Updated: Sep 10, 2019
It seems that a day didn’t go by when I wasn’t actively dealing with LD and all it encompasses while my daughter was growing up. As her mother, I learned very quickly that there are three important factors to keep in mind when cheering on your child: self-esteem, the right education and advocating for your child’s rights in school, with friends and family. Self-esteem and the right kind of education go hand in hand. Children who are “different” in one way or another often do not know how to stand up for their rights. They do not know how to demand the education that is rightfully theirs. They do not know how to stand up for themselves amongst friends and family. That is the job of their parents, their advocates. It would be awesome if all teachers and guidance counselors as well would step up to the plate and help kids with learning disabilities..
Children with learning disabilities or with any disability deserve to get the education that is rightfully theirs, and I believe the right education is one that strengthens their strong points and does not dwell on their weaknesses. It is our obligation as parents, teachers, etc. to discover those strengths. If they don’t have an excellent on their report card, it is necessary to find that “excellent” somewhere else. Why Math, and not theater? Constructing scenery for a play is a lesson in geometry, law of physics, lighting and perspective. We have to focus on their strengths, not their weaknesses and find the benefits in what’s different.
I’m sure most parents remember the toddler toy sorting cube where you have to fit the right geometric shape into its match. I have memories of my children trying to put a triangle into a square. Of course, no matter how hard my kids tried to force the triangle into the square it never matched up. If I were that triangle, I would feel pain, frustration and anger. And that’s exactly how children with LD feel in the school system. At this point I want to interject that as a parent of a child with learning disabilities and as an author, I value children’s books about dealing with anger. I’ve seen pain and frustration build up to anger. It’s not a pretty sight
The educational system doesn’t always cater to children with LD, consequently they don’t match up to the school system’s expectations. The system tries to mainstream special ed children, but it just doesn’t work. It’s exactly like trying to push that triangle into a square. The school system built for one kind of child, just doesn’t fit every individual child especially those with different ways of learning.
It’s time to stop trying to trying to fit that triangle into the square. Obviously that doesn’t work. Children come in all sizes and shapes. They are individuals with different ways of learning. Let’s stop trying to fix the child when he/she doesn’t have to be fixed. The way we teach has to be fixed so that the child who is different can learn
A great way for parents, teachers and guidance counselors to provide support for children with LD is through fictional stories.
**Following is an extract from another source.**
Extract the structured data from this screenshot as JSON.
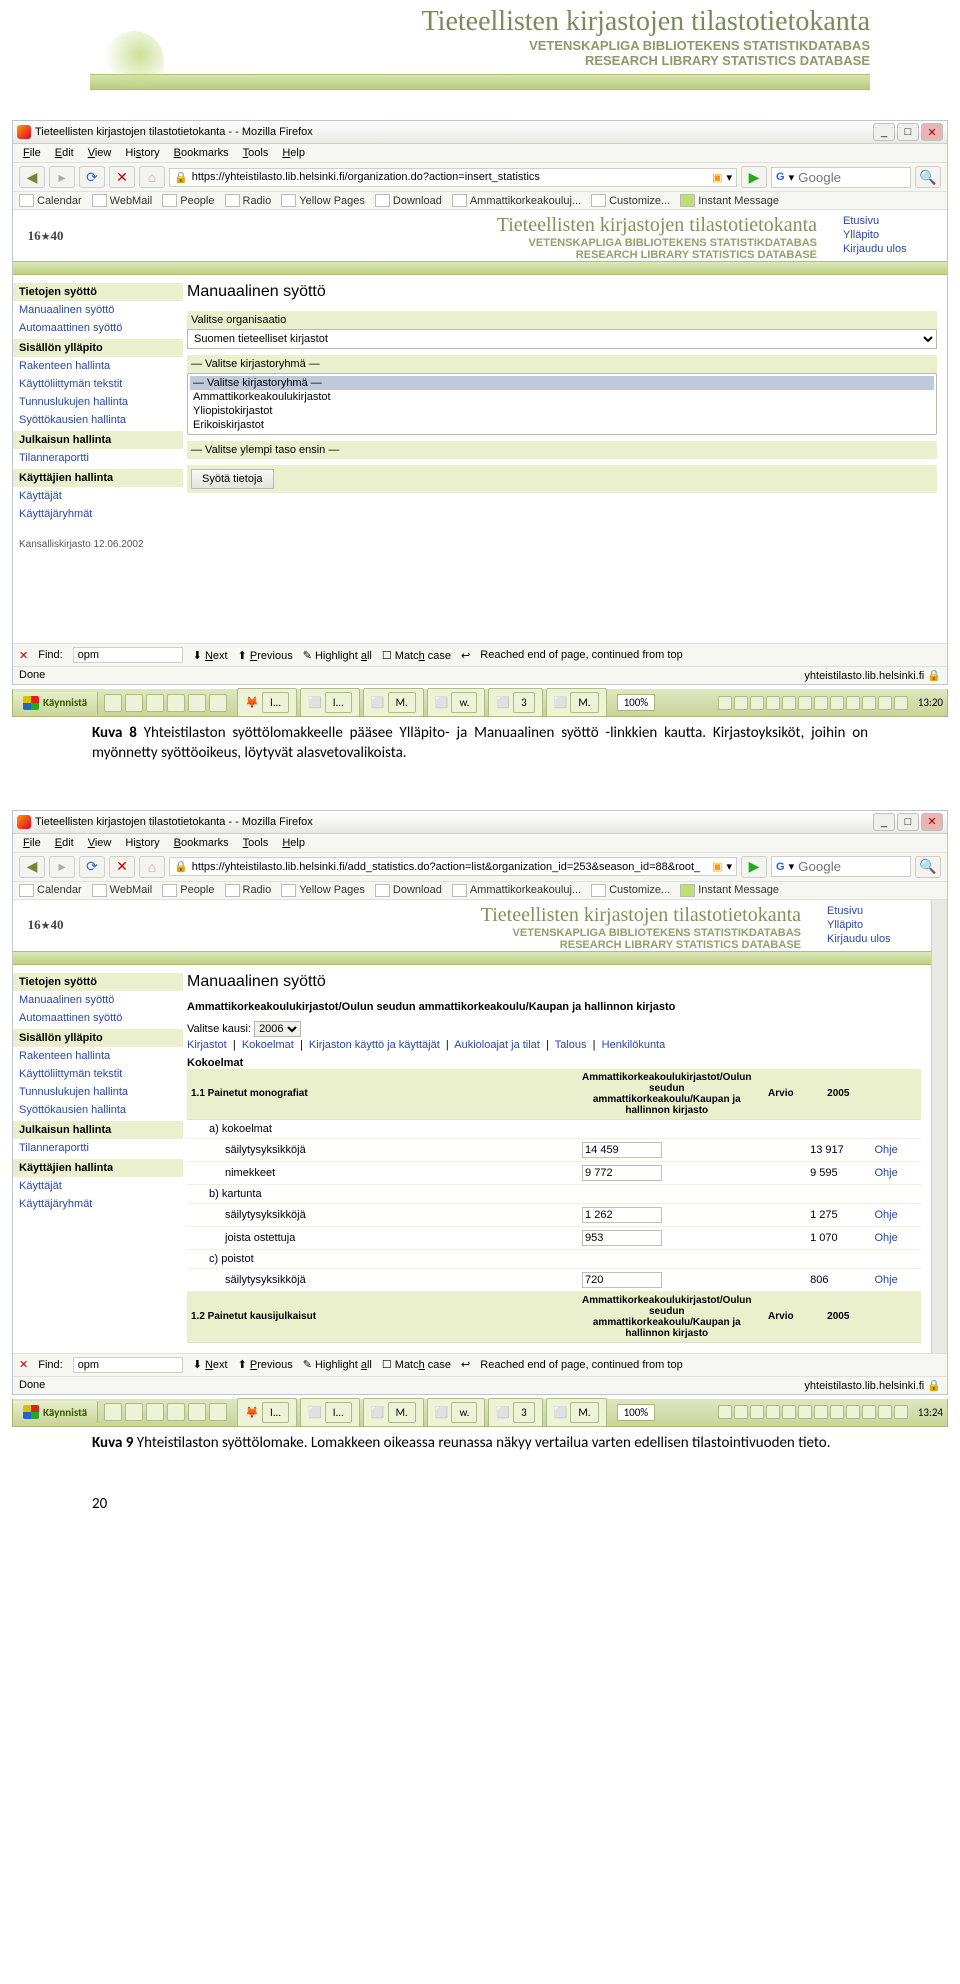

Here’s an excerpt from If Only… my new contemporary YA fiction that deals with this issue
After gym I headed over to Math class, dreading it. Mrs. Trombini always tried to act cool. On the first day of school she said, “Please call me by my first name, Angela. You can drop the Mrs. Trombini formality.” She dressed kind of funny. Every day, whatever the weather, she wore the same black and white polka dotted skirt and only changed her T-shirts, which she had in every color you could think of. She probably thought she looked cute. All the kids said she was okay, but I didn’t think so. Her too-sweet voice didn’t fool me. Angela was mean to me in class. I hated her.
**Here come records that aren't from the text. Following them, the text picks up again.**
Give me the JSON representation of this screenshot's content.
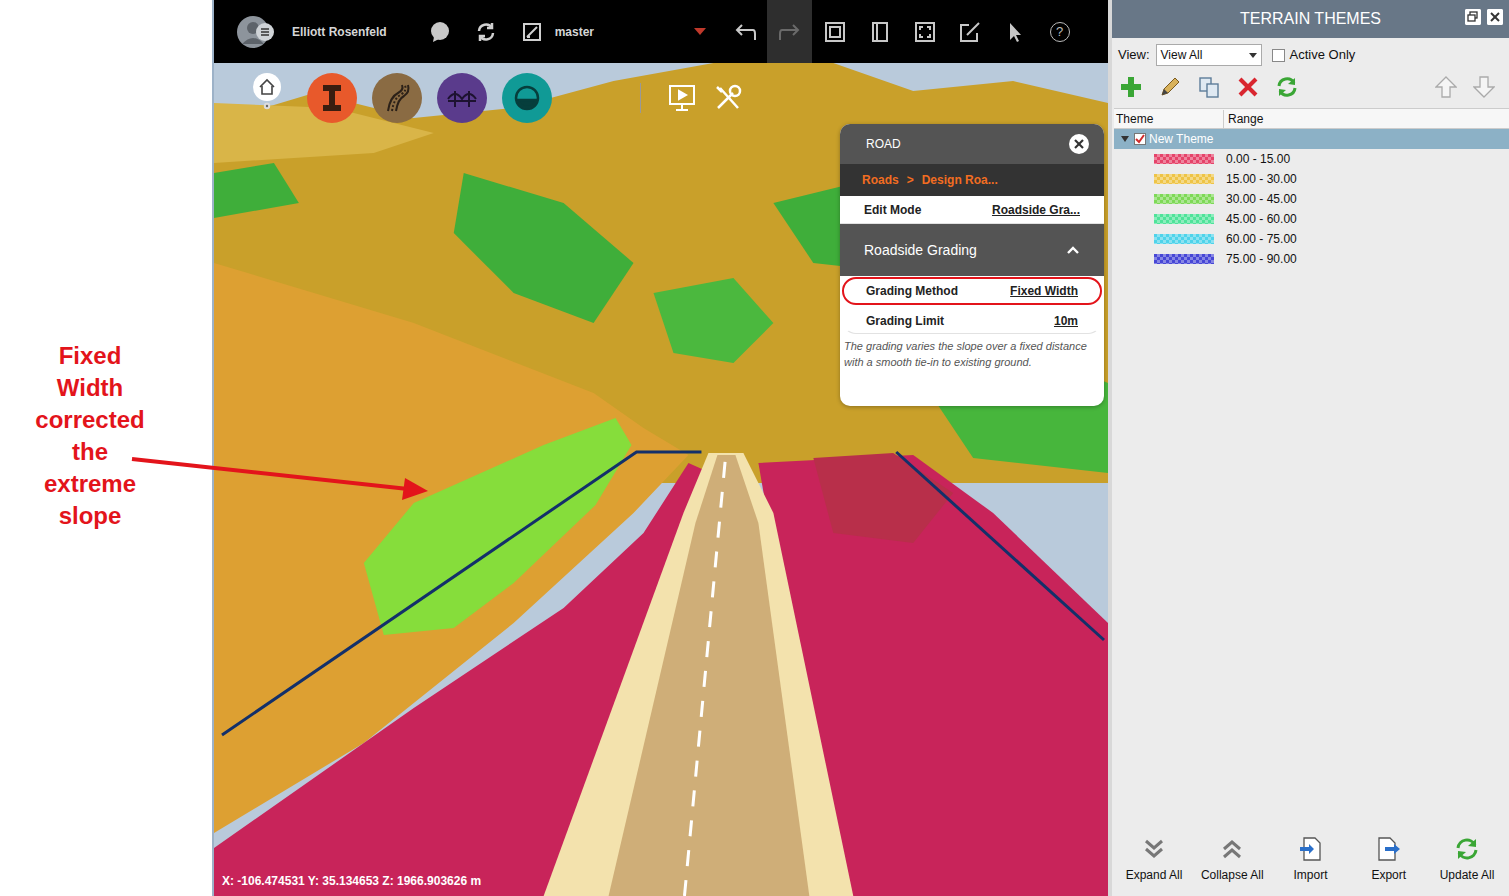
{
  "annotation": {
    "lines": [
      "Fixed",
      "Width",
      "corrected",
      "the",
      "extreme",
      "slope"
    ]
  },
  "toolbar": {
    "user": "Elliott Rosenfeld",
    "branch": "master",
    "help": "?"
  },
  "mode_buttons": [
    {
      "kind": "home",
      "color": "#ffffff"
    },
    {
      "kind": "infrastructure",
      "color": "#e8592b"
    },
    {
      "kind": "roads",
      "color": "#8a6b43"
    },
    {
      "kind": "bridges",
      "color": "#5a3b8c"
    },
    {
      "kind": "drainage",
      "color": "#109a96"
    }
  ],
  "road_panel": {
    "title": "ROAD",
    "breadcrumb": {
      "root": "Roads",
      "separator": ">",
      "current": "Design Roa..."
    },
    "edit_mode": {
      "label": "Edit Mode",
      "value": "Roadside Gra..."
    },
    "section": {
      "title": "Roadside Grading",
      "expanded": true
    },
    "properties": [
      {
        "label": "Grading Method",
        "value": "Fixed Width",
        "highlighted": true
      },
      {
        "label": "Grading Limit",
        "value": "10m",
        "highlighted": false
      }
    ],
    "description": "The grading varies the slope over a fixed distance with a smooth tie-in to existing ground."
  },
  "viewport": {
    "coordinates": "X: -106.474531 Y: 35.134653 Z: 1966.903626 m"
  },
  "themes_panel": {
    "title": "TERRAIN THEMES",
    "view": {
      "label": "View:",
      "value": "View All"
    },
    "active_only": {
      "label": "Active Only",
      "checked": false
    },
    "columns": [
      "Theme",
      "Range"
    ],
    "theme": {
      "name": "New Theme",
      "expanded": true,
      "checked": true,
      "selected": true
    },
    "ranges": [
      {
        "label": "0.00 - 15.00",
        "color": "#e5446a"
      },
      {
        "label": "15.00 - 30.00",
        "color": "#eec447"
      },
      {
        "label": "30.00 - 45.00",
        "color": "#7ed957"
      },
      {
        "label": "45.00 - 60.00",
        "color": "#4fe39a"
      },
      {
        "label": "60.00 - 75.00",
        "color": "#4fd3ea"
      },
      {
        "label": "75.00 - 90.00",
        "color": "#4747d6"
      }
    ],
    "footer_buttons": [
      "Expand All",
      "Collapse All",
      "Import",
      "Export",
      "Update All"
    ]
  }
}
I sat down next to G hoping not to be called on. About halfway through class, Angela said, “Lisa please come up to the board and solve this equation.” My knee started to tremble. One of my knees was always out of control when I got nervous.
I glanced at G for help, but there was nothing she could do. Once again, I wished I could be more like her. She was so perfect at everything. I was sure her knee wouldn’t shake if she had to go up to the board.
I felt sick and wanted to puke my guts out. I wrote out the equation. My answer was correct, but the way I got there was all wrong. Angela badgered me with her pain-in-the-ass voice,
“Lisa, dear, why did you do it that way? That’s not what I taught you to do.” I couldn’t explain how I got the right answer—I was just grateful that I did.
I answered angrily, “I don’t know, I just did it! I can’t explain. Can you leave me alone now?” I stood there like a dummy, all eyes on me. My knee was totally out of control.
Just in time, the bell rang. As I rushed out of class I heard G calling me, “Lisa, wait!” But I didn’t wait and ran straight to the cafeteria thinking, Why am I soooo stupid? I knocked a chair over on the way in and then crashed into an empty seat in the corner.